The Quechan filed for the injunction on May 14, just three days after the Bureau of Land Management, an agency of the U.S. Department of the Interior, gave “fast-track” approval for the project. The Quechan complaint stated that the Department of Interior, in approving the project, “violated… federal laws, regulations, and policies including the Federal Land Policy and Management Act (FLPMA); National Historic Preservation Act (NHPA); National Environmental Policy Act (NEPA); Administrative Procedures Act (APA); and the CDCA [The California Desert Conservation Area] Plan.”

The complaint went on to explain that the massive 10,150-acre project area contains 287 archaeological sites including geoglyphs, petroglyphs, sleeping circles and other sites of spiritual significance; thousands of artifacts, and at least 12 burial (an exhaustive survey has not been carried out).

Construction of the 112-turbine project would utterly devastate these sites.


Project map by Pattern Energy, with inserts by Jim Pelley

Furthermore, the project jeopardizes the delicate desert ecosystem which is “home to the Federally endangered Peninsular bighorn sheep and the flat-tailed horned lizard, a perennial candidate for listing under the Endangered Species Act,” says Chris Clarke, Director of Desert Biodiversity. “The turbines on the site would stand 450 feet tall with blades more than 180 feet long. With blades of that length, if the turbines spin at a leisurely 10 rpm the speed of the blade tips will approach 140 miles per hour, a serious threat to the region’s migratory birds — including the protected golden eagle,” he continues.
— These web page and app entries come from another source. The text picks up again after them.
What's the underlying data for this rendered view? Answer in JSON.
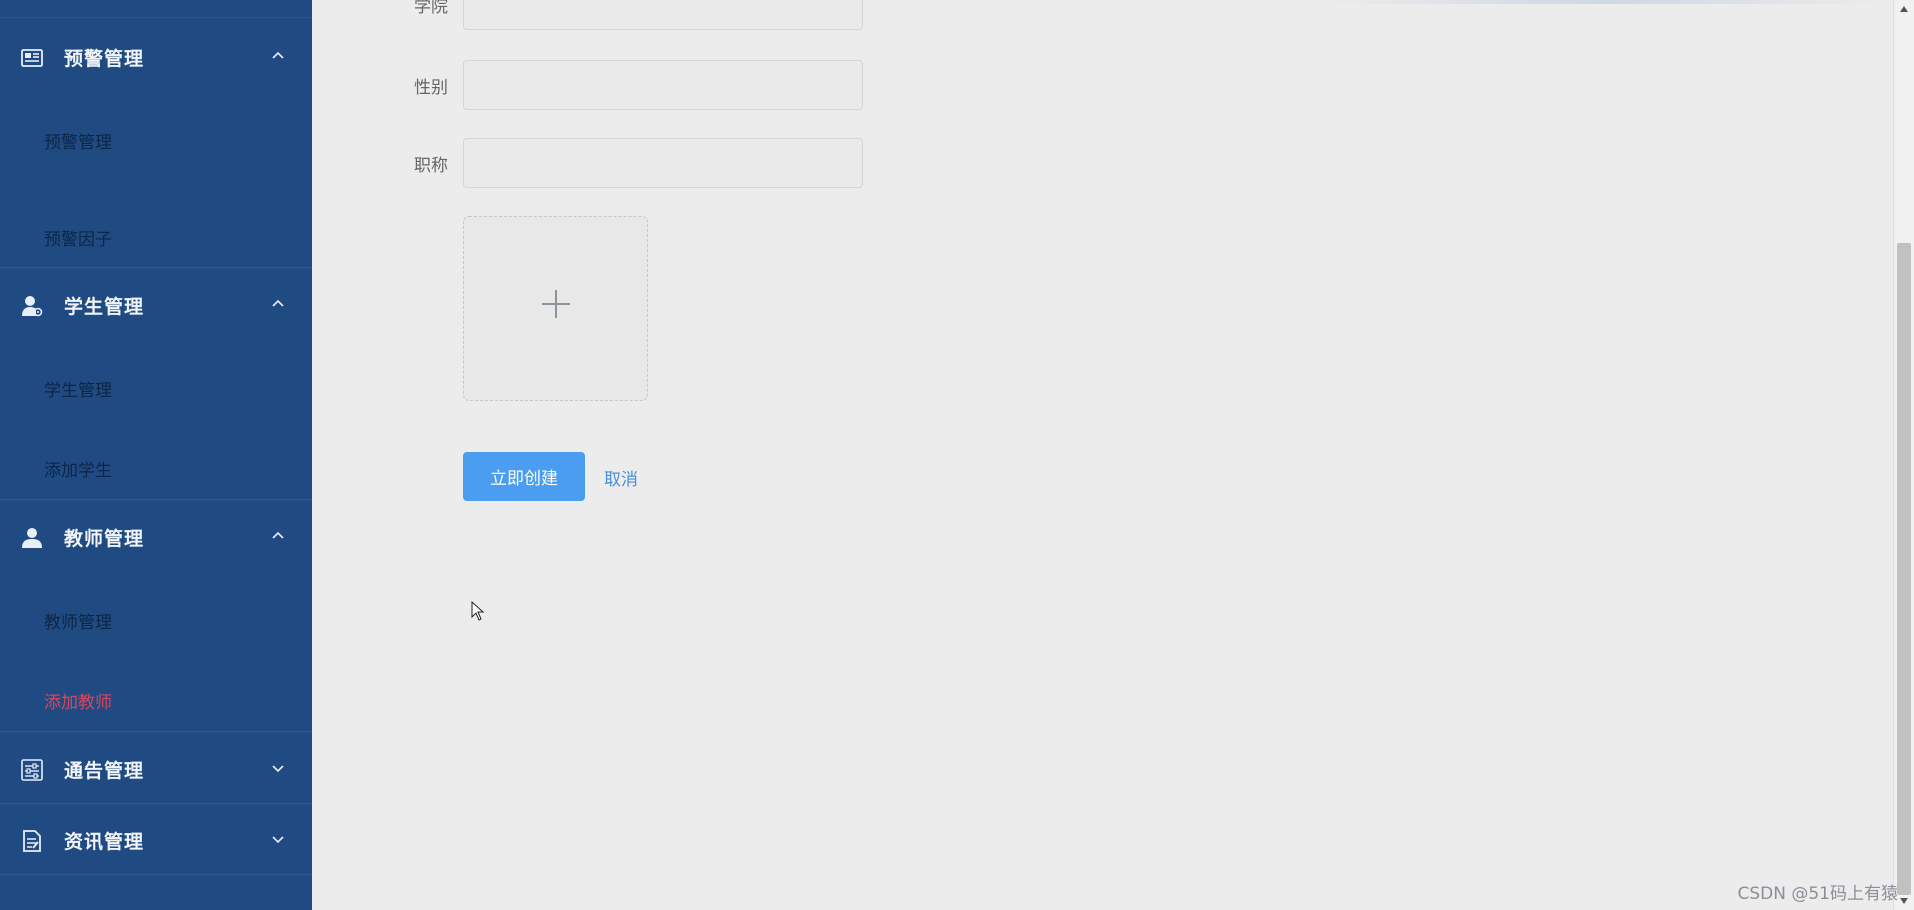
{
  "sidebar": {
    "groups": [
      {
        "label": "预警管理",
        "icon": "warning-card-icon",
        "expanded": true,
        "items": [
          {
            "label": "预警管理"
          },
          {
            "label": "预警因子"
          }
        ]
      },
      {
        "label": "学生管理",
        "icon": "student-user-icon",
        "expanded": true,
        "items": [
          {
            "label": "学生管理"
          },
          {
            "label": "添加学生"
          }
        ]
      },
      {
        "label": "教师管理",
        "icon": "teacher-user-icon",
        "expanded": true,
        "items": [
          {
            "label": "教师管理"
          },
          {
            "label": "添加教师",
            "active": true
          }
        ]
      },
      {
        "label": "通告管理",
        "icon": "notice-sliders-icon",
        "expanded": false,
        "items": []
      },
      {
        "label": "资讯管理",
        "icon": "news-document-icon",
        "expanded": false,
        "items": []
      }
    ]
  },
  "form": {
    "fields": [
      {
        "label": "学院",
        "value": ""
      },
      {
        "label": "性别",
        "value": ""
      },
      {
        "label": "职称",
        "value": ""
      }
    ],
    "upload_icon": "plus-icon",
    "submit_label": "立即创建",
    "cancel_label": "取消"
  },
  "watermark": "CSDN @51码上有猿",
  "colors": {
    "sidebar_bg": "#1f4b82",
    "active_item": "#d9455f",
    "primary_button": "#4a9df0",
    "link": "#4a8fd6",
    "page_bg": "#ececec"
  }
}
A day after filing for an injunction, on May 15, Quechan Tribal Council President Kenny Escalanti issued this statement outside the offices of Pattern Energy, the company behind the project.
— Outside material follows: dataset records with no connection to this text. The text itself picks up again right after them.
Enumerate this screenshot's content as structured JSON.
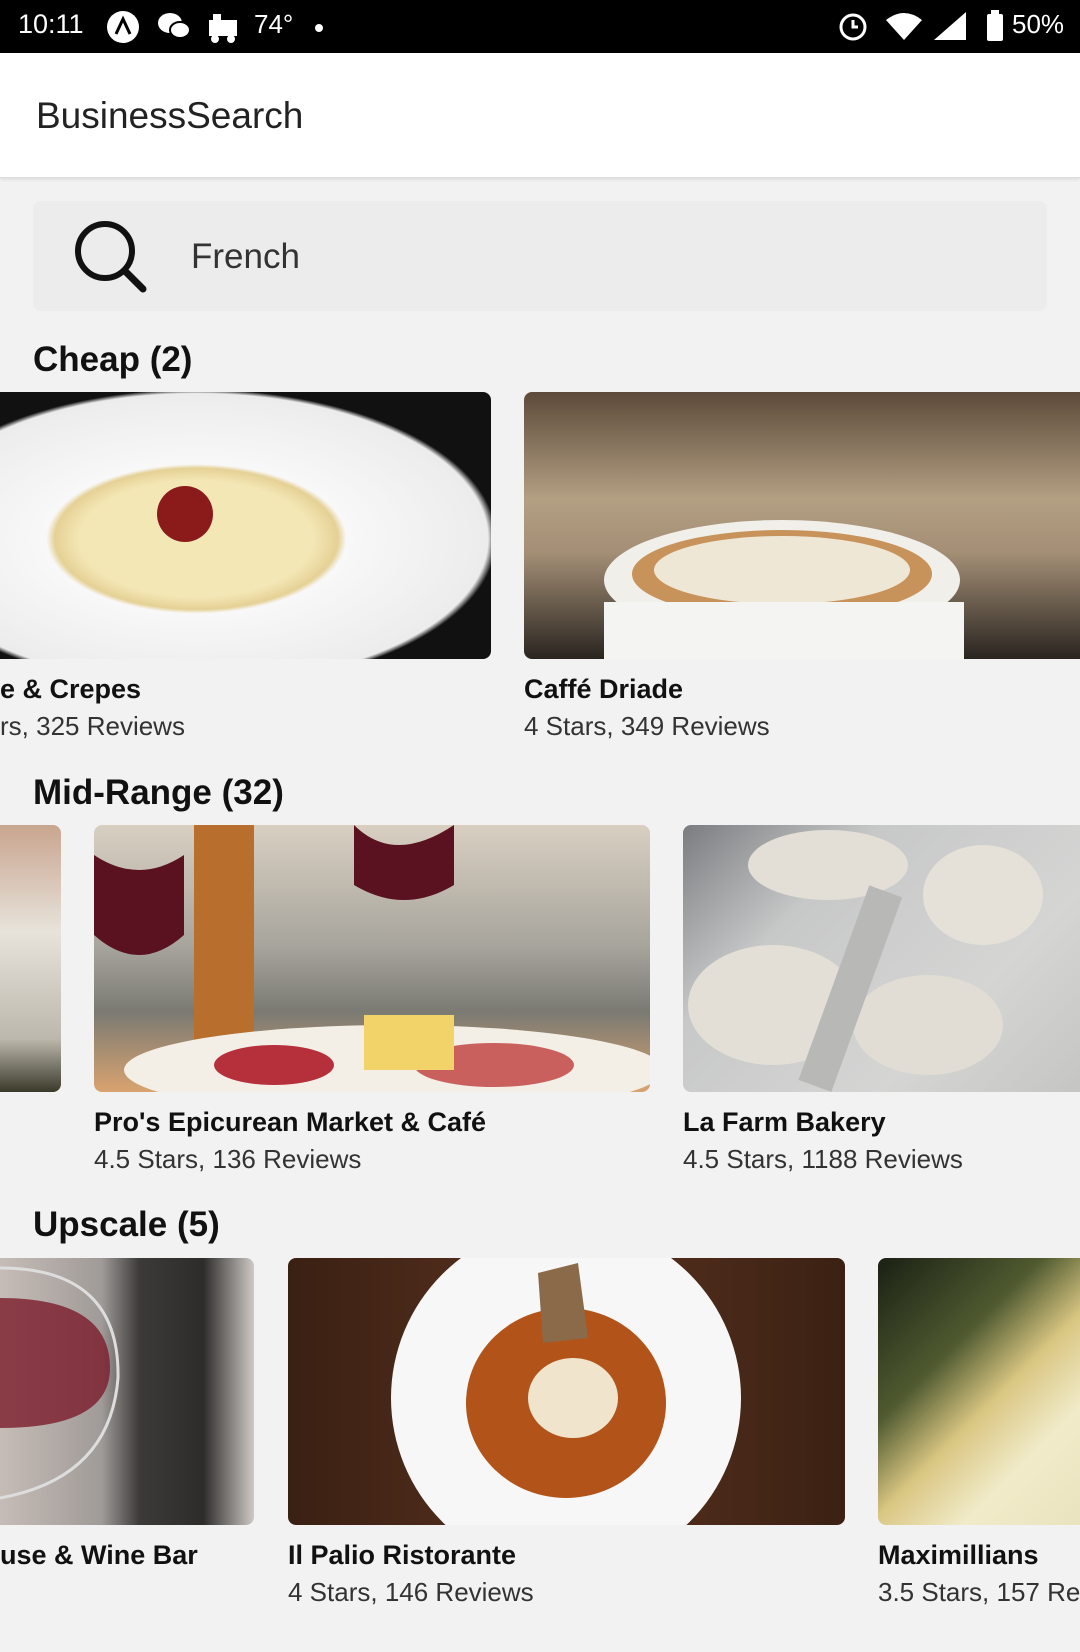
{
  "status_bar": {
    "time": "10:11",
    "temperature": "74°",
    "battery": "50%",
    "icons": [
      "nav-icon",
      "wechat-icon",
      "train-icon",
      "dot-icon",
      "alarm-icon",
      "wifi-icon",
      "signal-icon",
      "battery-icon"
    ]
  },
  "app": {
    "title": "BusinessSearch"
  },
  "search": {
    "value": "French",
    "icon": "search-icon"
  },
  "sections": [
    {
      "title": "Cheap (2)",
      "cards": [
        {
          "name": "e & Crepes",
          "meta": "rs, 325 Reviews"
        },
        {
          "name": "Caffé Driade",
          "meta": "4 Stars, 349 Reviews"
        }
      ]
    },
    {
      "title": "Mid-Range (32)",
      "cards": [
        {
          "name": "",
          "meta": ""
        },
        {
          "name": "Pro's Epicurean Market & Café",
          "meta": "4.5 Stars, 136 Reviews"
        },
        {
          "name": "La Farm Bakery",
          "meta": "4.5 Stars, 1188 Reviews"
        }
      ]
    },
    {
      "title": "Upscale (5)",
      "cards": [
        {
          "name": "use & Wine Bar",
          "meta": ""
        },
        {
          "name": "Il Palio Ristorante",
          "meta": "4 Stars, 146 Reviews"
        },
        {
          "name": "Maximillians",
          "meta": "3.5 Stars, 157 Re"
        }
      ]
    }
  ]
}
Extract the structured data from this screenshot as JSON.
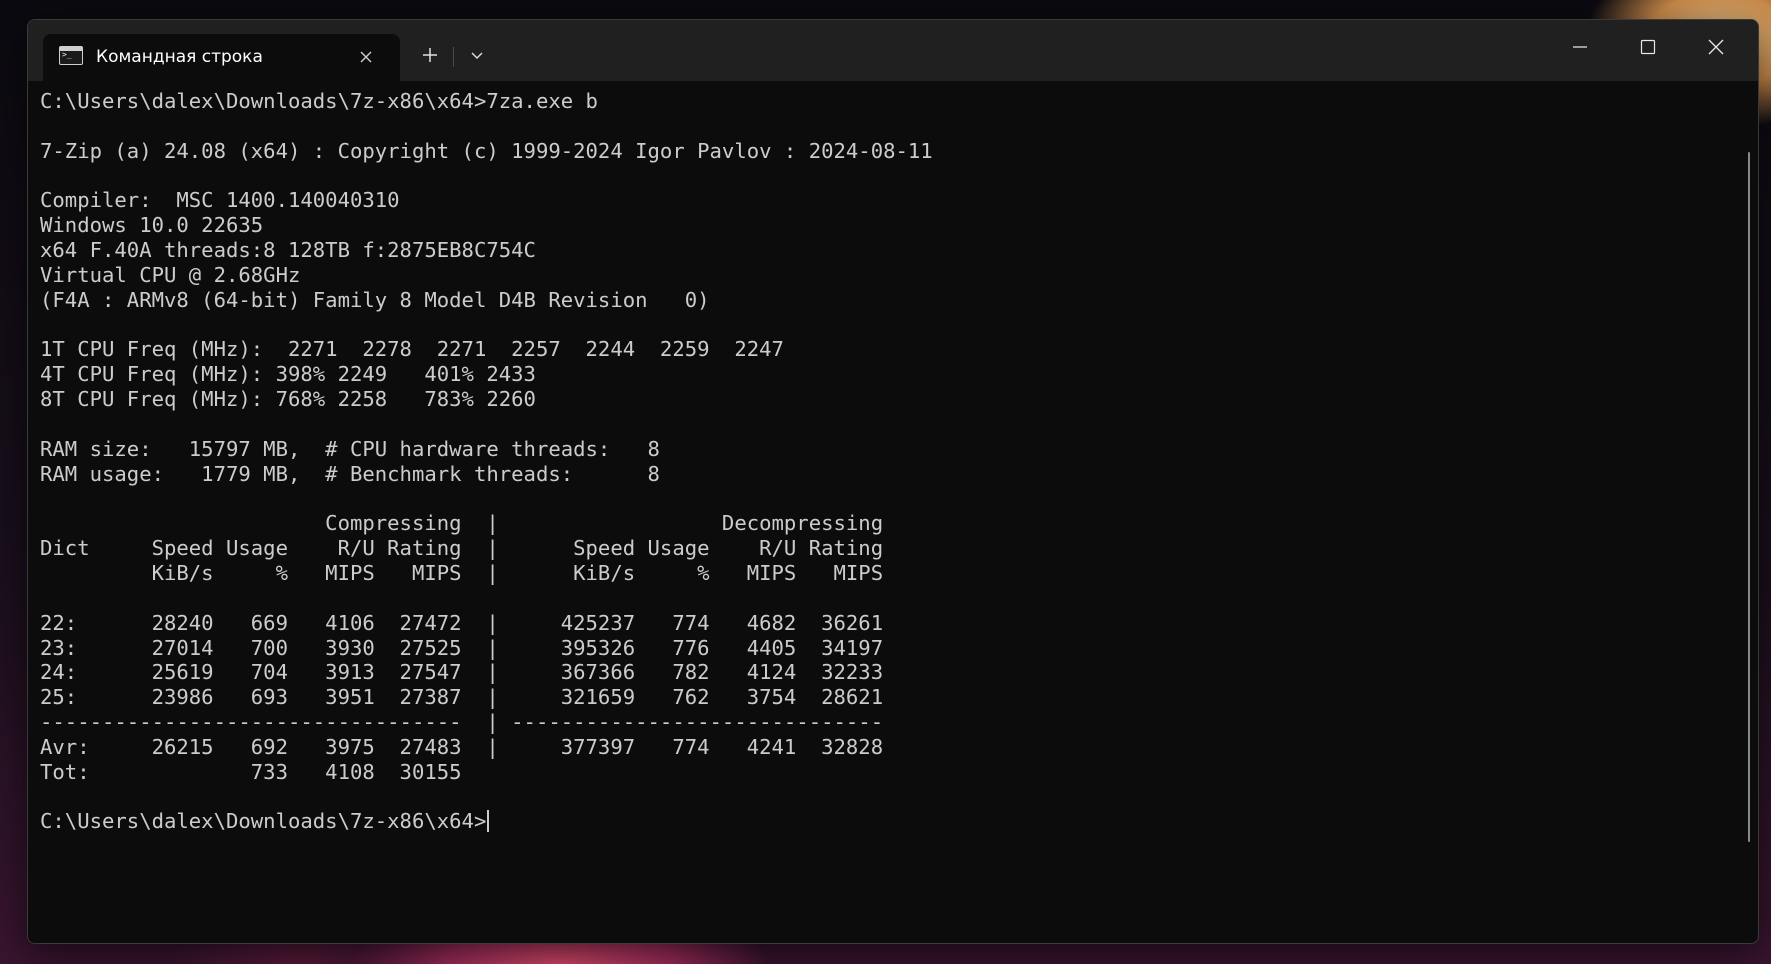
{
  "window": {
    "tab_title": "Командная строка",
    "tab_icon": "terminal-icon",
    "close_tab_icon": "close-icon",
    "new_tab_icon": "plus-icon",
    "dropdown_icon": "chevron-down-icon",
    "controls": [
      "minimize-icon",
      "maximize-icon",
      "close-icon"
    ]
  },
  "terminal": {
    "lines": [
      "C:\\Users\\dalex\\Downloads\\7z-x86\\x64>7za.exe b",
      "",
      "7-Zip (a) 24.08 (x64) : Copyright (c) 1999-2024 Igor Pavlov : 2024-08-11",
      "",
      "Compiler:  MSC 1400.140040310",
      "Windows 10.0 22635",
      "x64 F.40A threads:8 128TB f:2875EB8C754C",
      "Virtual CPU @ 2.68GHz",
      "(F4A : ARMv8 (64-bit) Family 8 Model D4B Revision   0)",
      "",
      "1T CPU Freq (MHz):  2271  2278  2271  2257  2244  2259  2247",
      "4T CPU Freq (MHz): 398% 2249   401% 2433",
      "8T CPU Freq (MHz): 768% 2258   783% 2260",
      "",
      "RAM size:   15797 MB,  # CPU hardware threads:   8",
      "RAM usage:   1779 MB,  # Benchmark threads:      8",
      "",
      "                       Compressing  |                  Decompressing",
      "Dict     Speed Usage    R/U Rating  |      Speed Usage    R/U Rating",
      "         KiB/s     %   MIPS   MIPS  |      KiB/s     %   MIPS   MIPS",
      "",
      "22:      28240   669   4106  27472  |     425237   774   4682  36261",
      "23:      27014   700   3930  27525  |     395326   776   4405  34197",
      "24:      25619   704   3913  27547  |     367366   782   4124  32233",
      "25:      23986   693   3951  27387  |     321659   762   3754  28621",
      "----------------------------------  | ------------------------------",
      "Avr:     26215   692   3975  27483  |     377397   774   4241  32828",
      "Tot:             733   4108  30155",
      ""
    ],
    "prompt": "C:\\Users\\dalex\\Downloads\\7z-x86\\x64>"
  }
}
He also spoke at a press conference alongside environmentalists and area residents in which he calls on President Obama to meet with tribal leaders and halt the destruction of sacred sites.

Robert Scheid, Viejas Band of the Kumeyaay Nation, spoke at the same press conference, calling on people across America to seek a national moratorium on industrial-scale energy projects on public lands. “Viejas leaders have asked to meet with President Barack Obama and Interior Secretary Ken Salazar”, reports East County Magazine “to share concerns over violations of laws that are supposed to protect tribal cultural resources; but have received no response”.
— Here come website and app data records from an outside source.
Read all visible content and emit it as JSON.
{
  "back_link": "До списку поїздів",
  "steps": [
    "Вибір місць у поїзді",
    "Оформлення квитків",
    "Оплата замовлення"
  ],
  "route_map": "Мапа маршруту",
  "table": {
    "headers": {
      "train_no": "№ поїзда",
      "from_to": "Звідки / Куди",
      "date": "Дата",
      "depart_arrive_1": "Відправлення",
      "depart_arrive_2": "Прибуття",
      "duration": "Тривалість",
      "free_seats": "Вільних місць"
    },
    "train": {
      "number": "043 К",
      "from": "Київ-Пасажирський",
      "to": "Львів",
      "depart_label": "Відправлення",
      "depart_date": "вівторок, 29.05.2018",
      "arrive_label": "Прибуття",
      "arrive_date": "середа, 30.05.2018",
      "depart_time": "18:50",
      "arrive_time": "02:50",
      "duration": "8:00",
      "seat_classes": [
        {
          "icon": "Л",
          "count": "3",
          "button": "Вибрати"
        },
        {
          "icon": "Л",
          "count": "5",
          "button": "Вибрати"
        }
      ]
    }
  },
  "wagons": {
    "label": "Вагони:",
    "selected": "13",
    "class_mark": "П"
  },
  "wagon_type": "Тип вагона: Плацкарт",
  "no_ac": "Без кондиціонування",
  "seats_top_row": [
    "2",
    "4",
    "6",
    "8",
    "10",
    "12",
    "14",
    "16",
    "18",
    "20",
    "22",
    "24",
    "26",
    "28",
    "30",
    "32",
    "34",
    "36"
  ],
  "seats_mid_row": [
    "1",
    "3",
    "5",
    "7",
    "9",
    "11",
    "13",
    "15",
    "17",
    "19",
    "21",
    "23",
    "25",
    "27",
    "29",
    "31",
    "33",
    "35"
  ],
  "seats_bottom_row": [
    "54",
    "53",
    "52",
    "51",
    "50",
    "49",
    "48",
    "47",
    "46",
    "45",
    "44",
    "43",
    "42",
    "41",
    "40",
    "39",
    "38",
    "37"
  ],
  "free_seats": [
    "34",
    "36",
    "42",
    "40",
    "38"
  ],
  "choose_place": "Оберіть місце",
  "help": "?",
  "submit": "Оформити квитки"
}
With the denial of the Quechan petition, Pattern Energy can now proceed with their construction plans without restraint. And they aren’t wasting any time. A new website documenting the daily destruction of the Ocotillo desert has just been launched: www.SaveOcotillo.picturepush.com.

IF the construction is completed, the wind turbines will spin for no more than 30 years.

Media Contacts:
Jim Pelley, Ocotillo resident: (619) 990-1096; jhpelley@hughes.net
Terry Weiner, Desert Protective Council: Cell (619) 342-5524; terryweiner@sbcglobal.net
Conrad Kramer, Executive Director, the Anza-Borrego Foundation: (208) 716-6109; conrad@theabf.org
Robert Scheid, Community and Public Relations, Viejas Band of Kumeyaay Indians:
(619) 922-9736 RScheid@viejas-nsn.gov
Susan Massey, Imperial County resident: (760) 554-3300; susanlil_8@yahoo.com
Donna Tisdale, Secretary, Protect Our Communities Foundation: (619) 766-4170; tisdale.donna@gmail.com
Kevin Emmerich, Director, Basin and Range Watch: (775 )553-2806; atomicquailranch@gmail.com

bookmarks Follow IC on Facebook, Instagram and Twitter

We're fighting for our lives

Indigenous Peoples are putting their bodies on the line and it's our responsibility to make sure you know why. That takes time, expertise and resources - and we're up against a constant tide of misinformation and distorted coverage. By supporting IC you're empowering the kind of journalism we need, at the moment we need it most.

independent uncompromising indigenous
Except where otherwise noted, articles on this website are licensed under a Creative Commons License
IC is a publication of the Center for World Indigenous Studies (cwis.org), a 501C(3) based in the United States